My subject is the long history—and the striking resilience—of our two political parties. When I first started reading history as a child, I wondered why other sorts of parties—a socialist party, a progressive party, a traditionalist party, a religious party—had not developed in the United States. One answer is that our electoral system—the Electoral College, the single-member congressional (and senatorial) district—works powerfully against the emergence of such alternatives.
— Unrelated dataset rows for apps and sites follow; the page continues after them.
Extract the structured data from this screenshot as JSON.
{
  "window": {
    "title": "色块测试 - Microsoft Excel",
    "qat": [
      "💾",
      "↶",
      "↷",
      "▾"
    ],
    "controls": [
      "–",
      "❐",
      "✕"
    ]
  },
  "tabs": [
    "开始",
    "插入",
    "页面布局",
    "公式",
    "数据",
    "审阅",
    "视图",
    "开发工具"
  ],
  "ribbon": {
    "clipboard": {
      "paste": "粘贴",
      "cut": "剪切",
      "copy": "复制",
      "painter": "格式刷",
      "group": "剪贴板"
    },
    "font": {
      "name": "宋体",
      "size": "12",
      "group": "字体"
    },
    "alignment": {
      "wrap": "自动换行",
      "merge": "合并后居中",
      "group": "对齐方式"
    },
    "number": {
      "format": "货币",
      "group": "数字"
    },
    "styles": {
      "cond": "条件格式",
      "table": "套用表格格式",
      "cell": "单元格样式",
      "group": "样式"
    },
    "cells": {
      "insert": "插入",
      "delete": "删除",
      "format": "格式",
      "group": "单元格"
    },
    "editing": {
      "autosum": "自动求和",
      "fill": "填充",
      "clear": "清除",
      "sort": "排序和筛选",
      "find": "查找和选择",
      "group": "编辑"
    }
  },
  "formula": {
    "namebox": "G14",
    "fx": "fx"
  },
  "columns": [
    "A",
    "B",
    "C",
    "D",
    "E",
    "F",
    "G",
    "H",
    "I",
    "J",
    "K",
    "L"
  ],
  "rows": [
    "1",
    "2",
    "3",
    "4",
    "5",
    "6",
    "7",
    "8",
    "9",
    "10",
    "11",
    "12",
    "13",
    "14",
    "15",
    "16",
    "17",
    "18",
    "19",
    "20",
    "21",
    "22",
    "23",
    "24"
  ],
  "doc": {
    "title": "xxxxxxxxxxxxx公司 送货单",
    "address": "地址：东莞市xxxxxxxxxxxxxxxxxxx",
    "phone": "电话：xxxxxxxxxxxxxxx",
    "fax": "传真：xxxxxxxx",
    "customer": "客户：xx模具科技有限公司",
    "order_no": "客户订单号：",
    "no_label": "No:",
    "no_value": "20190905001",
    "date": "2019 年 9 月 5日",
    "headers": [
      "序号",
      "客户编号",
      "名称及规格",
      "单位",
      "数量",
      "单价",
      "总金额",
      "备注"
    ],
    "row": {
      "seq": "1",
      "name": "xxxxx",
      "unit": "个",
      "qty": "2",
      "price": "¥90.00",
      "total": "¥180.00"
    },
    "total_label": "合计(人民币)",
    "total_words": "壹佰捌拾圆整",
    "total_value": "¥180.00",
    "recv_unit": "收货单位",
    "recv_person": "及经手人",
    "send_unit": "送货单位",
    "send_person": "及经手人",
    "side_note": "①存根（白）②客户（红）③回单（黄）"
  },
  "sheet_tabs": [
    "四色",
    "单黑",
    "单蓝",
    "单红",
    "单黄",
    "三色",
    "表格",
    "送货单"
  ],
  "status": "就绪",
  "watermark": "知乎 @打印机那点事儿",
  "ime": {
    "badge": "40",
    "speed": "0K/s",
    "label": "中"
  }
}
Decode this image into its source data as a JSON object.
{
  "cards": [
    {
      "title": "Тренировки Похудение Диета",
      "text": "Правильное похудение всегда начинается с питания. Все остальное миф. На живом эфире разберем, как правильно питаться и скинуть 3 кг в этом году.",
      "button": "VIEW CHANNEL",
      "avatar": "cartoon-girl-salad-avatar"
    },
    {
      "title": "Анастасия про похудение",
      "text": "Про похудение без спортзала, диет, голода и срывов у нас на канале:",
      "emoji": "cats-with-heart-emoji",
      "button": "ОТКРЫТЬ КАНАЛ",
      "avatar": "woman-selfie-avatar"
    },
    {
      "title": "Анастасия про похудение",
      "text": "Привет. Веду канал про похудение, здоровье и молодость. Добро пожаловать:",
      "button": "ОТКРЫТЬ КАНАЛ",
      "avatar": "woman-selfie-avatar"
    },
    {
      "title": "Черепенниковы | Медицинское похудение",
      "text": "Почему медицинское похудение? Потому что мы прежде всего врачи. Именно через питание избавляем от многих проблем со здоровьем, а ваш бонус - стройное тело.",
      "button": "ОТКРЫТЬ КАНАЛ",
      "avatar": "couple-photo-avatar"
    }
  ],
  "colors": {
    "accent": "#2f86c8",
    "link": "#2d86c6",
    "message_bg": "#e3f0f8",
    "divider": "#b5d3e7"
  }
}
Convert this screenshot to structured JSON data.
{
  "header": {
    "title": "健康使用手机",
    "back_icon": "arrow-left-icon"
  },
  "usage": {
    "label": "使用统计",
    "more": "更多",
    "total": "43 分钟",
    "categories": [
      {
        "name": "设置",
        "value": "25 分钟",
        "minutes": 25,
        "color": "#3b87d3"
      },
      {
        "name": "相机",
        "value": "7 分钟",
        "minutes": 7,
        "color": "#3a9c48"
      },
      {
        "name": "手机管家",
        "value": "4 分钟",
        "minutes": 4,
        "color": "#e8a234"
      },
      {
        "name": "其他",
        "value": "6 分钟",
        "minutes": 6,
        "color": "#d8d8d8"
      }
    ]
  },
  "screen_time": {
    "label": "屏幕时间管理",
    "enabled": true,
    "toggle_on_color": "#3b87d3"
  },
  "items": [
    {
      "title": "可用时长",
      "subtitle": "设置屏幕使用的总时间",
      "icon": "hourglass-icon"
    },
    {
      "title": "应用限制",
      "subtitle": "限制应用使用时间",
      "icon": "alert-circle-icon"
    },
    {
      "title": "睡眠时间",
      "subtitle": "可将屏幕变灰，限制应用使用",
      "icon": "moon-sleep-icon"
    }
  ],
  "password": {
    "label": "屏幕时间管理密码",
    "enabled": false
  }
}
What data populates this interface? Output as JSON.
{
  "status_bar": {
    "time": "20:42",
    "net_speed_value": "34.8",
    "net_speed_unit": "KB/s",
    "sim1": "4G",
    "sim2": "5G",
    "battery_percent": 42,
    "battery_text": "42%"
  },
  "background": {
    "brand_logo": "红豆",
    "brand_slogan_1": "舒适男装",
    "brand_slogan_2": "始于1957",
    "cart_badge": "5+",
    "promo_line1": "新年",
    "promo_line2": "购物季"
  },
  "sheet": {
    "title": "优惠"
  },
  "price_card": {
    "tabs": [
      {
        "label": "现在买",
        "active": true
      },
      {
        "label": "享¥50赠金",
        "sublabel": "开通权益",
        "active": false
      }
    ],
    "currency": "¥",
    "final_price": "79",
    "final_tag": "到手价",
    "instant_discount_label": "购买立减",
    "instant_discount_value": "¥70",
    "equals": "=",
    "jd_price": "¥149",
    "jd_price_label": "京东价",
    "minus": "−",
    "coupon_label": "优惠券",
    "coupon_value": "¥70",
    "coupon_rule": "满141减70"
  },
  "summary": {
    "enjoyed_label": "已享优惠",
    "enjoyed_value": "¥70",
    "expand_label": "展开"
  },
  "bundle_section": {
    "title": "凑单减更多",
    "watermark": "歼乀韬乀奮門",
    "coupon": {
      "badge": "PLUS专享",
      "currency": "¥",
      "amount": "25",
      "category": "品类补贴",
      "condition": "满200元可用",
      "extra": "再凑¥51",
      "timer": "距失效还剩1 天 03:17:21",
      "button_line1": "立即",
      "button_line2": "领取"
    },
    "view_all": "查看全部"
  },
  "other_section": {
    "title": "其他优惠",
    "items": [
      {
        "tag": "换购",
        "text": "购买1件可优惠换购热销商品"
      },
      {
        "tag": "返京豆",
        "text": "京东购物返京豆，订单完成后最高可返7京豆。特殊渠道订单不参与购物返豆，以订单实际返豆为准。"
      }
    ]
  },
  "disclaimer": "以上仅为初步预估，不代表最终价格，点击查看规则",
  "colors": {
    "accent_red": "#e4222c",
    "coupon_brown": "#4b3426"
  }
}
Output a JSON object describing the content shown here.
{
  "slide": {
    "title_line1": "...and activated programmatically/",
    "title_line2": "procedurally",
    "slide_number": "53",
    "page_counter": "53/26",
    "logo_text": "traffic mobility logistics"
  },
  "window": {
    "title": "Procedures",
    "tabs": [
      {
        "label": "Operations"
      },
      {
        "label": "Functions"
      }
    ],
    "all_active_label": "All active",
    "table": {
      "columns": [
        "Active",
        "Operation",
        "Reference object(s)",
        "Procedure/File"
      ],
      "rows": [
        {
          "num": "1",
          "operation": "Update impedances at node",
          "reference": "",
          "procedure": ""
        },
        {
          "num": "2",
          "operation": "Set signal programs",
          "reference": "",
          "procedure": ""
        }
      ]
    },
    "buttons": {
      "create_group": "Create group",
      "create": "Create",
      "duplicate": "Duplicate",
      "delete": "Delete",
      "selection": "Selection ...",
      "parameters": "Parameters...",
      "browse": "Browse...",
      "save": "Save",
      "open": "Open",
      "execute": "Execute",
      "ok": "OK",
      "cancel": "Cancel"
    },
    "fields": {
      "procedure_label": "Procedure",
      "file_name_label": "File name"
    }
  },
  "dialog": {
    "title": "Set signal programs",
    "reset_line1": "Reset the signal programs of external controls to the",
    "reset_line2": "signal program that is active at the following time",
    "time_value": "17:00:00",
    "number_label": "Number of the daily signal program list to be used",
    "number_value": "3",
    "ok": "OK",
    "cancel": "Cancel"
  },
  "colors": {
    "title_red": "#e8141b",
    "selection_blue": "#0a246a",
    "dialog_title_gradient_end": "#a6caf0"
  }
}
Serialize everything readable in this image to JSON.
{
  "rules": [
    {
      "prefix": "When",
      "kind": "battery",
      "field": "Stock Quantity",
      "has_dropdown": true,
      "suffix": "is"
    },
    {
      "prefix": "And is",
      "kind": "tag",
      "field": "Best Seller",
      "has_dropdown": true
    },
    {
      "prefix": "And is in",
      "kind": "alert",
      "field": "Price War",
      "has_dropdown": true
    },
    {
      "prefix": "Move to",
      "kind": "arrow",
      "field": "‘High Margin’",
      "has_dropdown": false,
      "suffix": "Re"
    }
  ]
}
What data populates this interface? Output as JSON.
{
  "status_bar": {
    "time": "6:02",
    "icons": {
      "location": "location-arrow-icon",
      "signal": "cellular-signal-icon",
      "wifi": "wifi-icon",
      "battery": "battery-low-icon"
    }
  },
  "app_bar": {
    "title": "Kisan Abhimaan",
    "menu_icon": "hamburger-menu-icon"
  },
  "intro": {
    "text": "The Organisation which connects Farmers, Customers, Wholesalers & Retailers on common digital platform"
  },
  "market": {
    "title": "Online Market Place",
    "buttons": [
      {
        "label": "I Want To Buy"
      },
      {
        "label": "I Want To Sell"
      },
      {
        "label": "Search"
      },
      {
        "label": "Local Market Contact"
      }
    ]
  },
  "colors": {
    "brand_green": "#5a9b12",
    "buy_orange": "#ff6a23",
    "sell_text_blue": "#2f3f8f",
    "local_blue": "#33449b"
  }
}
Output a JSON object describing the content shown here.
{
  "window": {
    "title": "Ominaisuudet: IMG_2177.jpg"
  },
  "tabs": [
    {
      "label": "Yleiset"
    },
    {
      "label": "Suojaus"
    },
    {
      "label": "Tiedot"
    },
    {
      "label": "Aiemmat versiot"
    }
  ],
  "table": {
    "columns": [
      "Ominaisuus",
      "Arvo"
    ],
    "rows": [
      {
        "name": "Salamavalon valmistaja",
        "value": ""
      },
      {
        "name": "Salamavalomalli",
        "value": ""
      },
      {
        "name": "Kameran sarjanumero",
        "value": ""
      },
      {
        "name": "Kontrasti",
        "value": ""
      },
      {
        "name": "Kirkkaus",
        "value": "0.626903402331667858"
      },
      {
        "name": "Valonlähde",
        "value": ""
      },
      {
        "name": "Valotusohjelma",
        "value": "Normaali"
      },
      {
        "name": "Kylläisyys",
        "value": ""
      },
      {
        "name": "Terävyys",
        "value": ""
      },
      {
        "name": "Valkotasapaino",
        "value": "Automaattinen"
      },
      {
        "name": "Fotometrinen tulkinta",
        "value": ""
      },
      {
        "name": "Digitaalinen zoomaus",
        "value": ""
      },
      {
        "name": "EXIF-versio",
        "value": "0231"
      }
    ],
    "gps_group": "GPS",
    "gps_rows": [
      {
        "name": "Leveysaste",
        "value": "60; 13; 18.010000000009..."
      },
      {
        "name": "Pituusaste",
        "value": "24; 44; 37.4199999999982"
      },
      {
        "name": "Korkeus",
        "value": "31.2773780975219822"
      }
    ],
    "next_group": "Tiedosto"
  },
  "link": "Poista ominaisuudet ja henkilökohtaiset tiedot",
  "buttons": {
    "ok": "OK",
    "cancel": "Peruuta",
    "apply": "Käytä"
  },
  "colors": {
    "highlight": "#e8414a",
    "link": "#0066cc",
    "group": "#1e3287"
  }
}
This is one reason why this country did not spawn a major socialist party in the early twentieth century, as most European democracies did, and why the Progressive Party, led by America’s leading vote-getter up to that point, Theodore Roosevelt, vanished less than half a dozen years after its second-place finish in the election of 1912.
But there is something more basic about our American parties, I came to think as I mulled their history, something fundamental to how the two of them together have for many years provided voters with a yin-and-yang alternative in what has always been a diverse nation—diverse regionally, economically, religiously, racially and ethnically, culturally—from its colonial beginnings. The Republican Party has always been formed around a core of people who are considered, by themselves and others, to be typical Americans, although they are never by themselves a majority: northern Protestants in the nineteenth century, married white people in the twenty-first. The Democratic Party has always been a combination, a coalition, of people who are not thought of, by themselves or others, as typical Americans, but who together often form a majority: southern slaveholders and big–city Catholics in the nineteenth century, churchgoing and urban blacks and affluent urban and suburban liberals in the twenty-first.
Both parties have changed their policies, adapting to economic and demographic circumstances and to signals in the political marketplace. And both parties, in the process, have tended to provide a congenial (though sometimes very temporary) political home for the large majority of Americans over many years. The fact that they have been doing so, performing those functions under stress and despite some massive setbacks for so long provides some basis for thinking that they will pass through the stress test being administered by Donald Trump, his Republican fans and critics, and his Democratic opponents, as they have passed through others even more stringent many times before. Perspective is a better guide to reality than panic.